- Kaiser PK; Registry of Visudyne AMD Therapy Writing Committee, Boyer DS, Garcia R, Hao Y, Hughes MS, Jabbour NM, Kaiser PK, Mieler W, Slakter JS, Samuel M, Tolentino MJ, Roth D, Sheidow T, Strong HA. Verteporfin photodynamic therapy combined with intravitreal bevacizumab for neovascular age-related macular degeneration. Ophthalmology. 2009;116(4):747-755.755.e1.
- Saito M, Shiragami C, Shiraga F, Kano M, Iida T. Comparison of Intravitreal Triamcinolone Acetonide with Photodynamic Therapy and Intravitreal Bevacizumab with Photodynamic Therapy for Retinal Angiomatous Proliferation. Am J Ophthalmol. 2010;149(3):472-481.
- Bottoni F, Massacesi A, Cigada M, Viola F, Musicco I, Staurenghi G. Treatment of retinal angiomatous proliferation in age-related macular degeneration: a series of 104 cases of retinal angiomatous proliferation. Arch Ophthalmol. 2005;123(12):1644-1650.
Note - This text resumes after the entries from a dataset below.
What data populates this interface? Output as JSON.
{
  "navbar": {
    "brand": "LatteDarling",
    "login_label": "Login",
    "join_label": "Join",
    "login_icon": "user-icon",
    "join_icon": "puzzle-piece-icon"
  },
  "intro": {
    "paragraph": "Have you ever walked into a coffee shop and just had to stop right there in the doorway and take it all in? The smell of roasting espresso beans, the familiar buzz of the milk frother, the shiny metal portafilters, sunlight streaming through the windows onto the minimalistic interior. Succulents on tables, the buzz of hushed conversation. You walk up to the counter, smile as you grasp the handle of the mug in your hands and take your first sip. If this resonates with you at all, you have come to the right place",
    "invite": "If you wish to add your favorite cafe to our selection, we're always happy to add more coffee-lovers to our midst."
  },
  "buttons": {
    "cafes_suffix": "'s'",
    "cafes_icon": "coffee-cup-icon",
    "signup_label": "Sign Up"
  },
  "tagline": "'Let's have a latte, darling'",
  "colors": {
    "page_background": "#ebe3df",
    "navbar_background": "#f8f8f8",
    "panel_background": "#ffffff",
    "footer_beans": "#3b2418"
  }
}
- Slakter JS, Yannuzzi LA, Schneider U, Sorenson JA, Ciardella A, Guyer DR, Spaide R F, Freund KB, Orlock DA. Retinal choroidal anastomoses and occult choroidal neovascularization in age-related macular degeneration. Ophthalmology. 2000;107(4):742-753.
- Kuroiwa S, Arai J, Gaun S, Iida T, Yoshimura N.Rapidly progressive scar formation after transpupillary thermotherapy in retinal angiomatous proliferation. Retina. 2003;23(3):417-420.
- Sakimoto S, Gomi F, Sakaguchi H, Tano Y.Recurrent retinal angiomatous proliferation after surgical ablation. Am J Ophthalmol. 2005;139(5):917-918.
- Shiragami C, Iida T, Nagayama D, Baba T, Shiraga F.Recurrence after surgical ablation for retinal angiomatous proliferation. Retina. 2007;27(2):198-203.